Interestingly, the company has also turned the display into a true-tone flash for the front camera, and we think we should see a huge improvement when it comes to selfies.
Then there's video, which has been improved to a fantastic 4K (at 30fps) while the front-facing camera can record up to 1080p HD. While we were initially disappointed that the iPhone 6s features digital image stabilization compared to the iPhone 6s’ optical image stabilization, we found that the digital image stabilization on the iPhone 6s is phenomenal. We’ve recorded videos walking down stairs, panning around (like true tourists at Hoover Dam should) and the finished video looked almost professionally recorded. Of course, there were a few jitters here and there, but it was a huge improvement over how stable our hands were when recording.
The 6s was also the first iPhone with Live Photos. Live Photos is turned on by default in the Camera app, and if you leave it on it'll automatically capture 1.5 seconds before and after the moment you press the shutter button. It's essentially a really short video or an animated GIF, but it actually uses 12Mp photos captured by the iSight camera.
When you're flipping through your photos in the Camera Roll on the iPhone 6s, you'll see a little glimpse of the animation to signal the fact that it is indeed a Live Photo and not a still. If you want to watch it, press harder using 3D Touch and you'll see the full three seconds, complete with an audio snapshot. It’s a great idea, and really plays on nostalgia. Imagine being able to look back at a moving snapshot of yourself/your friends – it’ll be a much happier experience than a looking back on a photo alone, and no extra effort is required on your behalf.
Apple is opening Live Photos up to developers, too, so apps like Tumblr are able to support the feature in-app, allowing users to ‘play’ photos posted on the social network. But even if the Live Photos never leave your iPhone they're still super-cool, and are a bit like something you'd expect to find in Hogwarts.
Our only concern is the space they take up – Apple says they "won't take up much more space," but that's not very specific. It's claimed that they'll take up around two times more space than standard photos, but we’ve found them to be 5-6MB on average.

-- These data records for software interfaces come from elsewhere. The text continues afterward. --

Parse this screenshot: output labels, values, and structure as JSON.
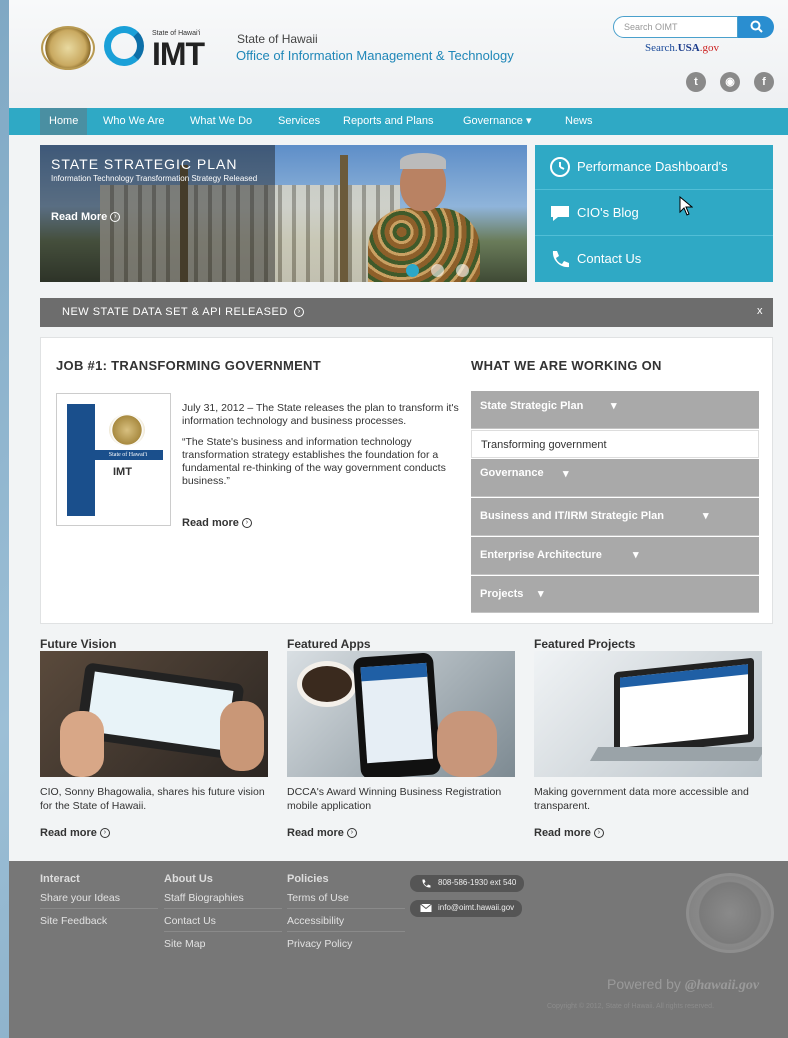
{
  "header": {
    "org_line1": "State of Hawaii",
    "org_line2": "Office of Information Management & Technology",
    "logo_text": "IMT",
    "logo_small": "State of Hawai'i",
    "search_placeholder": "Search OIMT",
    "searchusa": {
      "a": "Search.",
      "b": "USA",
      "c": ".gov"
    },
    "social": [
      "twitter-icon",
      "rss-icon",
      "facebook-icon"
    ]
  },
  "nav": {
    "items": [
      "Home",
      "Who We Are",
      "What We Do",
      "Services",
      "Reports and Plans",
      "Governance",
      "News"
    ],
    "governance_caret": "▾"
  },
  "hero": {
    "title": "STATE STRATEGIC PLAN",
    "subtitle": "Information Technology Transformation Strategy Released",
    "more": "Read More"
  },
  "side_panel": {
    "items": [
      "Performance Dashboard's",
      "CIO's Blog",
      "Contact Us"
    ]
  },
  "banner": {
    "text": "NEW STATE DATA SET & API RELEASED",
    "close": "x"
  },
  "job": {
    "title": "JOB #1: TRANSFORMING GOVERNMENT",
    "para1": "July 31, 2012 – The State releases the plan to transform it's information technology and business processes.",
    "para2": "“The State's business and information technology transformation strategy establishes the foundation for a fundamental re-thinking of the way government conducts business.”",
    "more": "Read more",
    "thumb_band": "State of Hawai'i",
    "thumb_logo": "IMT"
  },
  "working": {
    "title": "WHAT WE ARE WORKING ON",
    "items": [
      "State Strategic Plan",
      "Governance",
      "Business and IT/IRM Strategic Plan",
      "Enterprise Architecture",
      "Projects"
    ],
    "open_item": "Transforming government"
  },
  "featured": [
    {
      "title": "Future Vision",
      "desc": "CIO, Sonny Bhagowalia, shares his future vision for the State of Hawaii.",
      "more": "Read more"
    },
    {
      "title": "Featured Apps",
      "desc": "DCCA's Award Winning Business Registration mobile application",
      "more": "Read more"
    },
    {
      "title": "Featured Projects",
      "desc": "Making government data more accessible and transparent.",
      "more": "Read more"
    }
  ],
  "footer": {
    "interact": {
      "heading": "Interact",
      "links": [
        "Share your Ideas",
        "Site Feedback"
      ]
    },
    "about": {
      "heading": "About Us",
      "links": [
        "Staff Biographies",
        "Contact Us",
        "Site Map"
      ]
    },
    "policies": {
      "heading": "Policies",
      "links": [
        "Terms of Use",
        "Accessibility",
        "Privacy Policy"
      ]
    },
    "phone": "808-586-1930 ext 540",
    "email": "info@oimt.hawaii.gov",
    "powered_prefix": "Powered by",
    "powered_brand": "@hawaii.gov",
    "copyright": "Copyright © 2012, State of Hawaii. All rights reserved."
  },
  "colors": {
    "accent": "#2fa9c5",
    "nav_active": "#4a8fa2",
    "accordion": "#a9a9a9",
    "footer": "#777777"
  }
}
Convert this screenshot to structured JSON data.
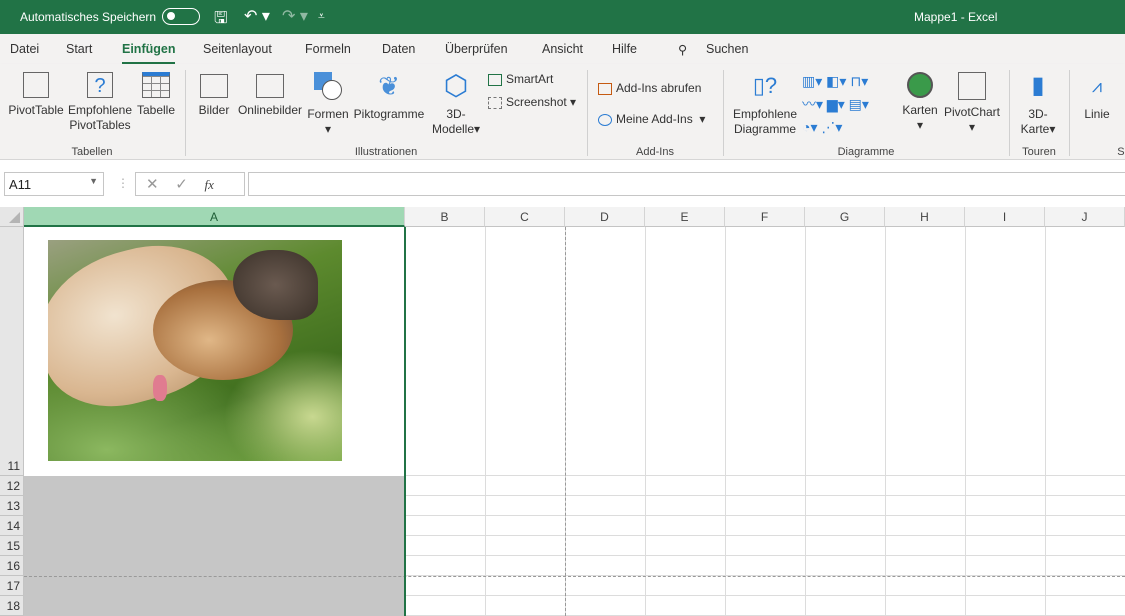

We've been out to put the iPhone 6s camera to the test, and we even took pictures from the iPhone 5s, 6 and 6 Plus to see how they compare. While these devices have cameras that are far from terrible, there are subtle differences between them. The following images have been in no way edited or compressed, we took them straight from the iPhone and put them online. The results are below:
iPhone 6s, St. Pancras Hotel:
iPhone 6, St Pancras Hotel:
Here, you can see that the iPhone 6s picks up on smaller details than the iPhone 6, which is particuarly noticable when looking at the detailing of the St. Pancras hotel. You may also notice that the image taken by the iPhone 6s is more vibrant, clearly visible when comparing the brickwork of the two photos.
iPhone 6s, trees:
iPhone 6 Plus, trees:
It's the same story when comparing images taken from the iPhone 6 Plus with images from the iPhone 6s. You can see more detail and even individual leaves when looking at the photo taken on the iPhone 6s - the iPhone 6 Plus still captures a great image, but the detail isn't quite there.
iPhone 6s, macro shot:
iPhone 5s, macro shot:
The iPhone 6s shipped with iOS 9, which introduces lots of new features for all iPhone owners, but thanks to the 3D Touch display there will be lots of additional features for users of the new iPhone based on the new Peek and Pop interactions.
As of 2017, it now ships with iOS 11, a more advanced version that the 6s can still run well despite the ageing hardware.